What needs to be done
Where in the data below does the word "screenshot" appear? Copy each line that holds it.

Records for the exercise
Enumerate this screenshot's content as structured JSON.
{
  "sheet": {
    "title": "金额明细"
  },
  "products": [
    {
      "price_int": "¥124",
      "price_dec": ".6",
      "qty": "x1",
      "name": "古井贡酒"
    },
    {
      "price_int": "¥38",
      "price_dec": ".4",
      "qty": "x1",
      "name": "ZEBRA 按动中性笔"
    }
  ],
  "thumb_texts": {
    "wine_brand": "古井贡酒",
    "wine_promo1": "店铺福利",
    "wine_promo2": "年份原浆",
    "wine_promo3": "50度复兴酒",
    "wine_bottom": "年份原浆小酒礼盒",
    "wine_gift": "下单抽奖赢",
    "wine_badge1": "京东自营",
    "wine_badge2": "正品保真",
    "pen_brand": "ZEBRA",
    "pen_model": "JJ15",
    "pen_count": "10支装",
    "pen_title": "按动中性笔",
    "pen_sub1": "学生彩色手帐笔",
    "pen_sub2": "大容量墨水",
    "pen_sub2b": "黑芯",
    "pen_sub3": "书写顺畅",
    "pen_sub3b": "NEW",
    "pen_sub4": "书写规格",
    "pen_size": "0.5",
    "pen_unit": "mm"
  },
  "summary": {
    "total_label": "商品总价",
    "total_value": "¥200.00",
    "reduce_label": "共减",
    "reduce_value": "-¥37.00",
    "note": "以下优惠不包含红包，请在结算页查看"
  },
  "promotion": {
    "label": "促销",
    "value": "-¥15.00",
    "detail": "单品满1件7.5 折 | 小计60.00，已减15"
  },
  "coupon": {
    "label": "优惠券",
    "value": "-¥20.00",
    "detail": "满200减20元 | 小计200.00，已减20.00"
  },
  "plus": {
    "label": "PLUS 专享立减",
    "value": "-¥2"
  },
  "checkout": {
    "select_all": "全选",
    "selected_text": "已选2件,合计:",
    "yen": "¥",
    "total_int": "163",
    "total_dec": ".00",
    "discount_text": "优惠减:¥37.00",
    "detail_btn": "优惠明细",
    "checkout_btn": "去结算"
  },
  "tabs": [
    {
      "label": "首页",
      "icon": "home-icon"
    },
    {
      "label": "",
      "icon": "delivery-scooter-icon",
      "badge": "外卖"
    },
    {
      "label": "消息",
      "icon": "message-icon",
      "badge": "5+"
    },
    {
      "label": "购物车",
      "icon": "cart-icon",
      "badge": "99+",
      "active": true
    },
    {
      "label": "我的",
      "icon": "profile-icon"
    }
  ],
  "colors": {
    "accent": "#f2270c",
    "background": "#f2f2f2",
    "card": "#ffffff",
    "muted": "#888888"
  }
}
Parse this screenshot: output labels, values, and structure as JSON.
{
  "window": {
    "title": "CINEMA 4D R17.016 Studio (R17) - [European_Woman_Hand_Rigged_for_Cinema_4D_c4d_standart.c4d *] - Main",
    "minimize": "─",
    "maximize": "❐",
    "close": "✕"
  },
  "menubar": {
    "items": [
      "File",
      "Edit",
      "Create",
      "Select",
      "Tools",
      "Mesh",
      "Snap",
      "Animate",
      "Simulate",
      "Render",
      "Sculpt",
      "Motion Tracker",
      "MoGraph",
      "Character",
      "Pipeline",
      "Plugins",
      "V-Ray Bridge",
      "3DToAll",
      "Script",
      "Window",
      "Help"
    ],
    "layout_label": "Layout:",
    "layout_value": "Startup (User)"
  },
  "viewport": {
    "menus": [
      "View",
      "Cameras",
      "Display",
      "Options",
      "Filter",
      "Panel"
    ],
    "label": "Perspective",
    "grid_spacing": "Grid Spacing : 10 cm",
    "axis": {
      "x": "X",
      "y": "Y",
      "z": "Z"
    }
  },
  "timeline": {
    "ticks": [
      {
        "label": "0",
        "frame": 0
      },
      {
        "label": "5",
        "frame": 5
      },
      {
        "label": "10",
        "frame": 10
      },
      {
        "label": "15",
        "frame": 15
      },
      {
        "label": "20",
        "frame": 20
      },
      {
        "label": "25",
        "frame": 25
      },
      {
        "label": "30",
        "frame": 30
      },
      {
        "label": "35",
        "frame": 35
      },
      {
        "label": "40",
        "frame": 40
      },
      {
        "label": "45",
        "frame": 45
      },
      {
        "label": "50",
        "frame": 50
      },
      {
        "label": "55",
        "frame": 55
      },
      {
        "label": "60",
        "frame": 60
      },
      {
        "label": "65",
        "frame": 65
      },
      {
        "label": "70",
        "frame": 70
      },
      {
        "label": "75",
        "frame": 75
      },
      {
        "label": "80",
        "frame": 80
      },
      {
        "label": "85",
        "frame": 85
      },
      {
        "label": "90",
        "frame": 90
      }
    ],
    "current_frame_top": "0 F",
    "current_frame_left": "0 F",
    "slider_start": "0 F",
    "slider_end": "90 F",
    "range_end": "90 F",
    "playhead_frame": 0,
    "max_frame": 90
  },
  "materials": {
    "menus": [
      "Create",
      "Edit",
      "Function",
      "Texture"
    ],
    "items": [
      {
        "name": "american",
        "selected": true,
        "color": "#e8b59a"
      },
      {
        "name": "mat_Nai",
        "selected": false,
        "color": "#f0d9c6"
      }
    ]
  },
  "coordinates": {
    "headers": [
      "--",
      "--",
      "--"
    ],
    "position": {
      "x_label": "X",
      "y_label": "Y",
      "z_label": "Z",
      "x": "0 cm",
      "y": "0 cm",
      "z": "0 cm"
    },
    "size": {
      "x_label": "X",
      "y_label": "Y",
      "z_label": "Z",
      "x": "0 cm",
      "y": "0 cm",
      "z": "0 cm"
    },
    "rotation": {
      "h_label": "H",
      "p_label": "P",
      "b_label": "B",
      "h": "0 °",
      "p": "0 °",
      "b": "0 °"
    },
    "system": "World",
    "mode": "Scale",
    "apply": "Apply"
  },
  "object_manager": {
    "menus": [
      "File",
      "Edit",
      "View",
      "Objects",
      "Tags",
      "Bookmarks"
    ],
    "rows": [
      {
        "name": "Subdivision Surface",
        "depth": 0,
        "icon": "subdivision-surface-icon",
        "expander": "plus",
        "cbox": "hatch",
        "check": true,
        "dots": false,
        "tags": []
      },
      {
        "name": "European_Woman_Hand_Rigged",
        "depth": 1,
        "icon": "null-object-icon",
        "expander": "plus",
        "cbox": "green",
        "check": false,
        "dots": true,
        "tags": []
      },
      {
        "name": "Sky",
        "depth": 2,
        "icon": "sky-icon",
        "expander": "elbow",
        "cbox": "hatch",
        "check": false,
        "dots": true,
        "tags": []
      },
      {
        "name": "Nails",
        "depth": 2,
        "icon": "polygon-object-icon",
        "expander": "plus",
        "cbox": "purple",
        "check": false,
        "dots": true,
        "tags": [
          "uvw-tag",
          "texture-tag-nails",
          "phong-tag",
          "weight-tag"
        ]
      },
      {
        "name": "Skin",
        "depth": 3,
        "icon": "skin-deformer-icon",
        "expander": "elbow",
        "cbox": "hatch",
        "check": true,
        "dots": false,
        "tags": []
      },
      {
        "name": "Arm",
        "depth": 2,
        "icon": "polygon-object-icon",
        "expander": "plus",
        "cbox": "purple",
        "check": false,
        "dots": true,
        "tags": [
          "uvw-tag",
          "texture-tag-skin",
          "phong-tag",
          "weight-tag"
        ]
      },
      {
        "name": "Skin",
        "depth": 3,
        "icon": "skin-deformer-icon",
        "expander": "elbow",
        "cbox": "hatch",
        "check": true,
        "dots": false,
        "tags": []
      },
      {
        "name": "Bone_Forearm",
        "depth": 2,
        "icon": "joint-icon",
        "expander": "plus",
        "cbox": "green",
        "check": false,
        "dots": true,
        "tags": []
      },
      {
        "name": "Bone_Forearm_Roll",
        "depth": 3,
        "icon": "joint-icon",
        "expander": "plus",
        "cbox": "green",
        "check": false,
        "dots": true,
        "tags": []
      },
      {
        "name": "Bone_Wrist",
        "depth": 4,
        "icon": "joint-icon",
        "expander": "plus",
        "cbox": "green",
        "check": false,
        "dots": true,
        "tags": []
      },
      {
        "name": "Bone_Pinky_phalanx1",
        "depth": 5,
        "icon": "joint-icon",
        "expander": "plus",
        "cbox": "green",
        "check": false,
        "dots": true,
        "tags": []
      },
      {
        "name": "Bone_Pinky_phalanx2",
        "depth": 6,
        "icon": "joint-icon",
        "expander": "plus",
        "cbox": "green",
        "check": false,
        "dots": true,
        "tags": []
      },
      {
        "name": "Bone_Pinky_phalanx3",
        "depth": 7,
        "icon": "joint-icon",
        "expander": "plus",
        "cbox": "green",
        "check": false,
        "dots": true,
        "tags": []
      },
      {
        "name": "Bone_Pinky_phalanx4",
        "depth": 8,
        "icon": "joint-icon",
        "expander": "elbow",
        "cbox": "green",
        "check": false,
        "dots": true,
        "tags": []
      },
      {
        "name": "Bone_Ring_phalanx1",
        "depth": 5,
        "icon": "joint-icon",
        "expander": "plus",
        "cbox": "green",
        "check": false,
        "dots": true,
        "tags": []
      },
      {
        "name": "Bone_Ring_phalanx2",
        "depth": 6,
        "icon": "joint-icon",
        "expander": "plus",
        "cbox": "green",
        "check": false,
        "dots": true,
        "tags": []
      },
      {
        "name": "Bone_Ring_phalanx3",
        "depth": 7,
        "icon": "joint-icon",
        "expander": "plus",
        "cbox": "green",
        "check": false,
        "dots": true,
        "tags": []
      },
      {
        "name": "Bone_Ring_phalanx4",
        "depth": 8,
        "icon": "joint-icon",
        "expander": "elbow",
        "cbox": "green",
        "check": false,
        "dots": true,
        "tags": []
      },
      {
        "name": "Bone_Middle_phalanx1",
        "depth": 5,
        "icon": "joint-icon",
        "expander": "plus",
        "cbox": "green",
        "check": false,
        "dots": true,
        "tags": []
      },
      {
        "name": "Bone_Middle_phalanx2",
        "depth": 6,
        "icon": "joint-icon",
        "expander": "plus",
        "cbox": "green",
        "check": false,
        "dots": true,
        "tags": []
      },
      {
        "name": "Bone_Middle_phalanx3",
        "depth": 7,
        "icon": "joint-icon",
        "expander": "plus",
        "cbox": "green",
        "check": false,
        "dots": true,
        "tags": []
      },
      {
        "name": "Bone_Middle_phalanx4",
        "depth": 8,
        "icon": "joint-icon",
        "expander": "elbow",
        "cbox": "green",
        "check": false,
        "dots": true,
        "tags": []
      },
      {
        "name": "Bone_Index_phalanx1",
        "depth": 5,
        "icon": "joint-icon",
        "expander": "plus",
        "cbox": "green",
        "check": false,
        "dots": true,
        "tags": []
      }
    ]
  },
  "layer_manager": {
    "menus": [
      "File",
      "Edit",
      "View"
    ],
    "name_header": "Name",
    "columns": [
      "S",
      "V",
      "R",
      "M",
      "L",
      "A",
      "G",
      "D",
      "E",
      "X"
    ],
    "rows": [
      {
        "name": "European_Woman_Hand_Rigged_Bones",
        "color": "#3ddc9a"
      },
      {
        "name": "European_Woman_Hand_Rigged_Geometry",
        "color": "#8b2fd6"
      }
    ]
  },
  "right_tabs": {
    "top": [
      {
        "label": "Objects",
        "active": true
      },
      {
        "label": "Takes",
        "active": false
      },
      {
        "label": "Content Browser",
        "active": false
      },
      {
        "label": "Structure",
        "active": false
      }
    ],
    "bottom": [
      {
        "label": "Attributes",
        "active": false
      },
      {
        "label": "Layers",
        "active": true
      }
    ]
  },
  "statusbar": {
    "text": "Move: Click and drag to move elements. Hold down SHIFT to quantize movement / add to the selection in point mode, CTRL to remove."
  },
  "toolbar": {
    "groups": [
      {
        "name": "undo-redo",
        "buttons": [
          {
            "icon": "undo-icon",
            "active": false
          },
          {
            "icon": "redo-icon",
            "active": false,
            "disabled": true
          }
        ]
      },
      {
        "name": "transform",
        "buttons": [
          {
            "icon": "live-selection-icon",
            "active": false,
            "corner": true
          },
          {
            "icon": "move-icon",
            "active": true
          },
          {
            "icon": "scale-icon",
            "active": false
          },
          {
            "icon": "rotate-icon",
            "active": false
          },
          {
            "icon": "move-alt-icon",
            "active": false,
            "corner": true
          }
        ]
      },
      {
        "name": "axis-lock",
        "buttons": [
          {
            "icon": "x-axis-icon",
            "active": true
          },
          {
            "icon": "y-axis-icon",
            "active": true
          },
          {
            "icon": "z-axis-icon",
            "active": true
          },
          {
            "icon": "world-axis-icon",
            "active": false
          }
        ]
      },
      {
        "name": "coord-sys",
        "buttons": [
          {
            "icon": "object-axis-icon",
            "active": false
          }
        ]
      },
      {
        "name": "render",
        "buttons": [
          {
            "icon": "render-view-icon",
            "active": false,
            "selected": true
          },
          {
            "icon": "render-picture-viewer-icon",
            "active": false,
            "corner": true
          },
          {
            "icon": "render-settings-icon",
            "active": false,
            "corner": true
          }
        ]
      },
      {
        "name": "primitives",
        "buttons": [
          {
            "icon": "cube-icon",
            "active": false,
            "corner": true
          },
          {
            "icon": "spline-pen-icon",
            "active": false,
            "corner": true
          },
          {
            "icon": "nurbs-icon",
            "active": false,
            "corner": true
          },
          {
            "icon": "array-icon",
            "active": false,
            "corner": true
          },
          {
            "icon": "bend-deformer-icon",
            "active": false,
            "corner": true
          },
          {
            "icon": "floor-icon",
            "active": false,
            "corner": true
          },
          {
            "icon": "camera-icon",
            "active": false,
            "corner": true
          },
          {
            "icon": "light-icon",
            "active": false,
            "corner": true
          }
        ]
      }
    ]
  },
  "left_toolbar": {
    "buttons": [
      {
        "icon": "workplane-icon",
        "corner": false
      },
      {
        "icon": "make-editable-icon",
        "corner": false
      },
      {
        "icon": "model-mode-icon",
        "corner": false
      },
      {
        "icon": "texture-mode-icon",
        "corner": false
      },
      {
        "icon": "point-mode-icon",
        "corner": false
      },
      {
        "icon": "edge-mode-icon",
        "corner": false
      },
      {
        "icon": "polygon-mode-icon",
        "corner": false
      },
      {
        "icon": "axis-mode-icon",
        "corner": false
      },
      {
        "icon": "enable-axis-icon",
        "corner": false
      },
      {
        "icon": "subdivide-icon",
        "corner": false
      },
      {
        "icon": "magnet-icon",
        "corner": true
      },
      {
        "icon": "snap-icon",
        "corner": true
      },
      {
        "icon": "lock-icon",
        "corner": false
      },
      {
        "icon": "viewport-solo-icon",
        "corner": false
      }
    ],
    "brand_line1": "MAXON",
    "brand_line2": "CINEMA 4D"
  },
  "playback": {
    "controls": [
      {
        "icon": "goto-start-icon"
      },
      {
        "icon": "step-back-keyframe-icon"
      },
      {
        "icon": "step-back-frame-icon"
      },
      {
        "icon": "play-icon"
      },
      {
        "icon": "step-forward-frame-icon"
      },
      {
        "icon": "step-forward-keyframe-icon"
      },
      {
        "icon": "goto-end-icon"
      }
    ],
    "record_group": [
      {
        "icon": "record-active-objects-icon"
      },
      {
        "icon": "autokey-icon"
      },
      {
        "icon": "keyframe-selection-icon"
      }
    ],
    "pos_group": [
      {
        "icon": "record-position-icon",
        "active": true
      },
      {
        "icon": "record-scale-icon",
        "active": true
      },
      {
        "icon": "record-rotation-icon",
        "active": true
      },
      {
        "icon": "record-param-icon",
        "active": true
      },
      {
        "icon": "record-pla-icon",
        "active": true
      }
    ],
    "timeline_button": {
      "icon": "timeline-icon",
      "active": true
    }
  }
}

Answer area
Enumerate this screenshot's content as structured JSON.
Parse this screenshot: output labels, values, and structure as JSON.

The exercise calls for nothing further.